The International Association of Athletics Federations (IAAF) has said it will double its anti-doping budget. The move is part of a 10-point plan by IAAF President Sebastian Coe to "restore trust" in athletics.
The announcement on Tuesday came just weeks after the athletics world ran into crisis following an initial report by the independent commission of the World Anti-Doping Agency (WADA).
The report detailed the systematic, state-sponsored doping and related corruption in Russia. It also resulted in the country's provisional suspension from track and field events.
The IAAF itself has also been caught up in corruption allegations in recent months, including the taking of bribes to cover up doping.
Retired IAAF president, Lamime Diack was also placed under formal investigation by French authorities in December 2015 on suspicion of money laundering and corruption.
'A sport under intense scrutiny'

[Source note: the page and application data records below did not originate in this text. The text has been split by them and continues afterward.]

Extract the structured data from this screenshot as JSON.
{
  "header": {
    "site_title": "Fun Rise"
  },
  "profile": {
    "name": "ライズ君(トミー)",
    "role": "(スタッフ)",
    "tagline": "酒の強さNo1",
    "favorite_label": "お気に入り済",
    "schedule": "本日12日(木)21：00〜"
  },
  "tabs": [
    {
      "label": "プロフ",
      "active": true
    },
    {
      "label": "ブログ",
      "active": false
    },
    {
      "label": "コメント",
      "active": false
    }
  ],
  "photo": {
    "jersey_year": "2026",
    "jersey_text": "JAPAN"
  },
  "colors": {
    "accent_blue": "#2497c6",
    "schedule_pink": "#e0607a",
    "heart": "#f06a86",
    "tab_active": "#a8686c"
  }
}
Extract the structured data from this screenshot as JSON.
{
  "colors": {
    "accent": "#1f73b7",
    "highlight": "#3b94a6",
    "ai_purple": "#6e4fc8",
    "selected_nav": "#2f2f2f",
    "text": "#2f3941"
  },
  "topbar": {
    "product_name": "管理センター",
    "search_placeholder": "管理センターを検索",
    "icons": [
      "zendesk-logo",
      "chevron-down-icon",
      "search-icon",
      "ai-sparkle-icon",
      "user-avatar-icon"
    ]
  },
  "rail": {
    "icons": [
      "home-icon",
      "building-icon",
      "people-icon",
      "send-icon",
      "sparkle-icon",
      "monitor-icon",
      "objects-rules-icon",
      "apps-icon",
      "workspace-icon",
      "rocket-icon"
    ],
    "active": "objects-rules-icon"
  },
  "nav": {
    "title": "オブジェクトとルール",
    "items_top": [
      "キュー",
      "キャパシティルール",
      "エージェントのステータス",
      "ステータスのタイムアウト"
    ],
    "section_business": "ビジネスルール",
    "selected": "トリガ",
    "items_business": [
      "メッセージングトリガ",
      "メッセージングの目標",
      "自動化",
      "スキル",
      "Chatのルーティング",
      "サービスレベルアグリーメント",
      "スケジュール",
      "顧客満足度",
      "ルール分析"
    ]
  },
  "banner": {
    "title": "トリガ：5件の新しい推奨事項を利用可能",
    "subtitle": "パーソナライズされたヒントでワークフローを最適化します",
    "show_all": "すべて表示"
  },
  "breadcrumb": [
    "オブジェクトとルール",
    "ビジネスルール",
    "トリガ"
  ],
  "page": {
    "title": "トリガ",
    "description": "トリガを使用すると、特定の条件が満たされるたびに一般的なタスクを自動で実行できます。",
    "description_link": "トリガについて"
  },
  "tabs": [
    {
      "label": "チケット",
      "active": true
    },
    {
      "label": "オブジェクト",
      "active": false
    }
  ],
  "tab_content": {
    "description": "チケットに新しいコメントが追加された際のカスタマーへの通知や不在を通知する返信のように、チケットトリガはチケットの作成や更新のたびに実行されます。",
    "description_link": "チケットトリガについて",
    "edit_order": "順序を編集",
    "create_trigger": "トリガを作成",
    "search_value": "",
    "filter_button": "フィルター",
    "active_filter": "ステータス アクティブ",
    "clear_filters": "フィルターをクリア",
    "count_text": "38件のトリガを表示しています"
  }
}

With just nine months to go until the Rio de Janeiro Summer Olympics, Coe said on Tuesday that to rebuild trust, the IAAF "must become an accountable, responsible and responsive organization, while the sport must adopt a values-based culture where future athletes learn from clean athletes, coaches and officials."
"Be under no illusion about how seriously I take these issues," Coe added. "I am president of an international federation which is under serious investigations and I represent a sport under intense scrutiny."
The second part of WADA's independent commission report is due to be released on January 14.
ksb/rc (Reuters, AFP)